◆ WHAT THE EXERCISE ASKS ◆
Copy, from the listing, every line in which the string "more" is present.

START THE INPUT

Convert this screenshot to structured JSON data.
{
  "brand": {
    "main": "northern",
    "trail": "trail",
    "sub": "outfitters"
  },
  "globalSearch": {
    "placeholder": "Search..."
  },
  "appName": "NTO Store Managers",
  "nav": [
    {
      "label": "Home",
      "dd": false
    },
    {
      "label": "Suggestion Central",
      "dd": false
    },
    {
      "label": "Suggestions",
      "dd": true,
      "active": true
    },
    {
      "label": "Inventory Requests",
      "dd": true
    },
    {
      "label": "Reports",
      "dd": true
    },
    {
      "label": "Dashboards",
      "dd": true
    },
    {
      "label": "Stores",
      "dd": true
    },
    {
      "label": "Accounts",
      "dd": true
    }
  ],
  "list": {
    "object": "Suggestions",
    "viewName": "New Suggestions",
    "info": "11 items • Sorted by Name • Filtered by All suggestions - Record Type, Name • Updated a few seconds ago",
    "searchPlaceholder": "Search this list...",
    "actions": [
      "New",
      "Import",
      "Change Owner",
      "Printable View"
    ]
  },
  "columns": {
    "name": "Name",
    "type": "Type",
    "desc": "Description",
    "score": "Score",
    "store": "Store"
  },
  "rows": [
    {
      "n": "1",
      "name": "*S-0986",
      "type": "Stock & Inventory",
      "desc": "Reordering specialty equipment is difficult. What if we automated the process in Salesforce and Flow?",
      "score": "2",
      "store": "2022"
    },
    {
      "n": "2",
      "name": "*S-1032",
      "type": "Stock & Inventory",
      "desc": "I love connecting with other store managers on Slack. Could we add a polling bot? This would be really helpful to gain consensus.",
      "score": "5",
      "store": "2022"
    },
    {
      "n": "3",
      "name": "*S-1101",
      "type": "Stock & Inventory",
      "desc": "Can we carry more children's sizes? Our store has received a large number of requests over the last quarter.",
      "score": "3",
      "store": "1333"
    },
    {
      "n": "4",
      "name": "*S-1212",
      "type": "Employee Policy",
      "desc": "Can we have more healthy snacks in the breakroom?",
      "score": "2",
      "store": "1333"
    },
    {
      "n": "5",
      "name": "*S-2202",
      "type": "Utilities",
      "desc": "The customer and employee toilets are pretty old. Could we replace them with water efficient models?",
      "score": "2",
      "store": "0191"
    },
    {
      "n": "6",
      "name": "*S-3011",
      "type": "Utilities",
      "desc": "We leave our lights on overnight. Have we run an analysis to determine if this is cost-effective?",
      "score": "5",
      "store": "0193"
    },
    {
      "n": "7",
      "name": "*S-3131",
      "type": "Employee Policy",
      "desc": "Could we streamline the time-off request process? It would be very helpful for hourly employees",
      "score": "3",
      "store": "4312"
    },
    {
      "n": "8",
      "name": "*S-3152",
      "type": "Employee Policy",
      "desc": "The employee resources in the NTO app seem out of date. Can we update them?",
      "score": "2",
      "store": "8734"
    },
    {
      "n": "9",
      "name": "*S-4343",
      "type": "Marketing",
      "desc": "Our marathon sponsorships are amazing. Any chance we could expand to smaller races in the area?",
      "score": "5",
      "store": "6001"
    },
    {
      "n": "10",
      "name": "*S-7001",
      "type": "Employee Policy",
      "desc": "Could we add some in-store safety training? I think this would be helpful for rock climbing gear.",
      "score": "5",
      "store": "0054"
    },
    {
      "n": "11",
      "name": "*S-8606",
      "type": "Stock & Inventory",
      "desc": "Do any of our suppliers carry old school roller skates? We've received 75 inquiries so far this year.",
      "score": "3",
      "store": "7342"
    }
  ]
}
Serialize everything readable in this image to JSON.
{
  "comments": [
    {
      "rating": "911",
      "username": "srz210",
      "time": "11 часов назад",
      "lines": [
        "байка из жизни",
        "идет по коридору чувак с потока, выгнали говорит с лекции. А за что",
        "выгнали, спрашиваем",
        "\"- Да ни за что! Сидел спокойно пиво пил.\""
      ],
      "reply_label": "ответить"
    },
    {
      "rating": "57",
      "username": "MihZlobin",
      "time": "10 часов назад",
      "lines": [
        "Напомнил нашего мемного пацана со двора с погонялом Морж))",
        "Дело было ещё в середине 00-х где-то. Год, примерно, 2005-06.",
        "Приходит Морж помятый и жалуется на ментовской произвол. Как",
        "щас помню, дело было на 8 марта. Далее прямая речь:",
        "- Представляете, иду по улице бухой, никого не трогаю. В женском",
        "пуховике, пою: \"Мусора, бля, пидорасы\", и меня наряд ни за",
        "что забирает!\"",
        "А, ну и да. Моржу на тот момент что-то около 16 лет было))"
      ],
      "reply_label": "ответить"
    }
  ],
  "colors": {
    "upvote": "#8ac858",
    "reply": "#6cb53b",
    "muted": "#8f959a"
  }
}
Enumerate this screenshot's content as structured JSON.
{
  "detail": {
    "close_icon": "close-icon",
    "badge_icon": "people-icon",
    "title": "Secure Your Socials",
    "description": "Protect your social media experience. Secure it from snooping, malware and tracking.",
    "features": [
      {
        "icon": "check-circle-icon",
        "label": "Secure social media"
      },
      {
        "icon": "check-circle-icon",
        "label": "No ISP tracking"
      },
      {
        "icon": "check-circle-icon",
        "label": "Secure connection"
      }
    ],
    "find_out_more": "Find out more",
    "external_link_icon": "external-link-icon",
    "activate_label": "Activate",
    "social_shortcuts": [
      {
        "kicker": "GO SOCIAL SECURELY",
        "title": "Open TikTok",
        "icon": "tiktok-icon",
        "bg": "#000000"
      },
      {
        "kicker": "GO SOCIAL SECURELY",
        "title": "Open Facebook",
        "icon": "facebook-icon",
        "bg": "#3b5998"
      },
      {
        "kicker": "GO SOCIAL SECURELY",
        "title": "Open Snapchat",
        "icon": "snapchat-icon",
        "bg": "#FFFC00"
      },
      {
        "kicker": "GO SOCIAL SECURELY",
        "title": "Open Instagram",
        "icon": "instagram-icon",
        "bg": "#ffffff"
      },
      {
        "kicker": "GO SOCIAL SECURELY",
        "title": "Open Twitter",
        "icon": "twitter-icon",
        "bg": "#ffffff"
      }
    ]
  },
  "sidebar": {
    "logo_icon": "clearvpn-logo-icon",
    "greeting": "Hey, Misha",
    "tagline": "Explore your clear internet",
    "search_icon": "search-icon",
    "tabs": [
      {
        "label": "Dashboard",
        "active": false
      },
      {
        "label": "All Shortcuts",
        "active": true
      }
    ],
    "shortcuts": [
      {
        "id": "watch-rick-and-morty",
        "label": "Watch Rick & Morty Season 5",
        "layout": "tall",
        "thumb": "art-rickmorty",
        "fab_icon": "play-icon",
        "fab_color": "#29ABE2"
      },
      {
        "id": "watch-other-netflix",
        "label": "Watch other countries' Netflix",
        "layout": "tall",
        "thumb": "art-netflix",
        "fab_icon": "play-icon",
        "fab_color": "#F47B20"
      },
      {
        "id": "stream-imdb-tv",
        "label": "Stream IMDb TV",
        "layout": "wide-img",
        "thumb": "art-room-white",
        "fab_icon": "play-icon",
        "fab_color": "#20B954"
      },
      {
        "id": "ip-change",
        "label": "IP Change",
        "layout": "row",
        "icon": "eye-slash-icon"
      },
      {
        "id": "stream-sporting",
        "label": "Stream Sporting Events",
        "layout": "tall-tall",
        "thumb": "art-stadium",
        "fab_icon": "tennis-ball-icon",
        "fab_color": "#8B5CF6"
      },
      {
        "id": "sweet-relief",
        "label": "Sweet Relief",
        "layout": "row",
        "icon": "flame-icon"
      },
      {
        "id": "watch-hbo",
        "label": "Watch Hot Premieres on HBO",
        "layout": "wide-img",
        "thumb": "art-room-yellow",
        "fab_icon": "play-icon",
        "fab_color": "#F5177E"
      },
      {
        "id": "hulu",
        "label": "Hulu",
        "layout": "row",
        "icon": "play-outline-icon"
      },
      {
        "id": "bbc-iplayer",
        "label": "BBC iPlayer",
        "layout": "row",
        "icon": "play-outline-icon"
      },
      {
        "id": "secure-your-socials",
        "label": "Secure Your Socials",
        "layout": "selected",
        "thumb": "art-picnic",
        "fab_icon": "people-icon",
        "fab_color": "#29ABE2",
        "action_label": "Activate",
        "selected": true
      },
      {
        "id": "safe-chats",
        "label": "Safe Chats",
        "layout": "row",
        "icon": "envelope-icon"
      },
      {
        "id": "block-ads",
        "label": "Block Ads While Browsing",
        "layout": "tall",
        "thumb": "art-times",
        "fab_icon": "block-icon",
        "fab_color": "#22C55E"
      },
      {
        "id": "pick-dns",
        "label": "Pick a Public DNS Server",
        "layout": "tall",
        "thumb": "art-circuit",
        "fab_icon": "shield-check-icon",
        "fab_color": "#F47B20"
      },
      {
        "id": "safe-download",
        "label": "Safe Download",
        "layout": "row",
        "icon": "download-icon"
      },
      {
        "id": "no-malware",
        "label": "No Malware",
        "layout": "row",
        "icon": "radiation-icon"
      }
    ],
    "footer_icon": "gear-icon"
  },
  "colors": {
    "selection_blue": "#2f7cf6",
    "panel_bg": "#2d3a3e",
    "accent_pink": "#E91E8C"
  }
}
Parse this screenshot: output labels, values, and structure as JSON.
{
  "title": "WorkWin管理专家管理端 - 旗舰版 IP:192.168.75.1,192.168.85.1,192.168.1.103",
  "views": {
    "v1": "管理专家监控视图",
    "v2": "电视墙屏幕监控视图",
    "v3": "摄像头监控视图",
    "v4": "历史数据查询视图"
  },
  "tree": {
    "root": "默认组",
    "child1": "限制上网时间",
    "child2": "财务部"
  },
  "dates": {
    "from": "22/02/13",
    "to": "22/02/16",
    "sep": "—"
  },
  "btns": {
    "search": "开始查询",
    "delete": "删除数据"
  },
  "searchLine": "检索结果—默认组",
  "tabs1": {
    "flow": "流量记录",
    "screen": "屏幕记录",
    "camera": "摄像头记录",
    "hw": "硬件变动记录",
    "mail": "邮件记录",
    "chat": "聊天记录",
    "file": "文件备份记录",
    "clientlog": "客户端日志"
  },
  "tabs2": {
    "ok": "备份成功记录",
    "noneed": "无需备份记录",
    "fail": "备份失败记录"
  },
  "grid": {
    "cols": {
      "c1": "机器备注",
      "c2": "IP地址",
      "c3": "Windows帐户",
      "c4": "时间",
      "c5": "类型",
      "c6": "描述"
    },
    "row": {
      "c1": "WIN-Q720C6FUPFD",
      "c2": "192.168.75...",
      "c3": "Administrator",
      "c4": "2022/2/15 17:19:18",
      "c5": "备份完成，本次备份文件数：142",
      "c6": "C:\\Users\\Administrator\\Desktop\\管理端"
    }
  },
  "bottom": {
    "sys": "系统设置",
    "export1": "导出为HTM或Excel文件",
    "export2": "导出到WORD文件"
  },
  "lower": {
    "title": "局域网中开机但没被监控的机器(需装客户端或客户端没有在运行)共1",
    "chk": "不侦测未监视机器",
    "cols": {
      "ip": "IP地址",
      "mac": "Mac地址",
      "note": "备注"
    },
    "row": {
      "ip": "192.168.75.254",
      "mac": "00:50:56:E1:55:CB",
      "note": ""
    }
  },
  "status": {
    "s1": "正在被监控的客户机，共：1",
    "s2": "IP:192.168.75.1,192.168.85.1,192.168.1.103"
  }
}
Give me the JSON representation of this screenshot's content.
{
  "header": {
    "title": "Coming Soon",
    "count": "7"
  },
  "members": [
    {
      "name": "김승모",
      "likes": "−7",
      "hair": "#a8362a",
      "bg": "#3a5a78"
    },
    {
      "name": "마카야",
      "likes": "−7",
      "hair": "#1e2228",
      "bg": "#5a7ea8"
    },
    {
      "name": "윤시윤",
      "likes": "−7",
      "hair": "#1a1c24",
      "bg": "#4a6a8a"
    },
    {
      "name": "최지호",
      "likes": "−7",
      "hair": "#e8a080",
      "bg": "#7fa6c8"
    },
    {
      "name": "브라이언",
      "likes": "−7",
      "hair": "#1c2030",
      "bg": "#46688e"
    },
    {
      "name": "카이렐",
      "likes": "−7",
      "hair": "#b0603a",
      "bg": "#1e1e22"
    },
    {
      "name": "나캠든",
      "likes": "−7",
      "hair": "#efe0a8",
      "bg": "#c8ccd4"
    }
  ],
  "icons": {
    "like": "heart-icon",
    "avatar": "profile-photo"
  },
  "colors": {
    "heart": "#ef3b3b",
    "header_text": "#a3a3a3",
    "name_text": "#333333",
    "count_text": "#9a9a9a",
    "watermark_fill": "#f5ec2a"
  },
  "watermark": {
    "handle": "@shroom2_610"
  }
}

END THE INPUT

◆ EXERCISE RESULT ◆
      "desc": "Can we carry more children's sizes? Our store has received a large number of requests over the last quarter.",
      "desc": "Can we have more healthy snacks in the breakroom?",
    "find_out_more": "Find out more",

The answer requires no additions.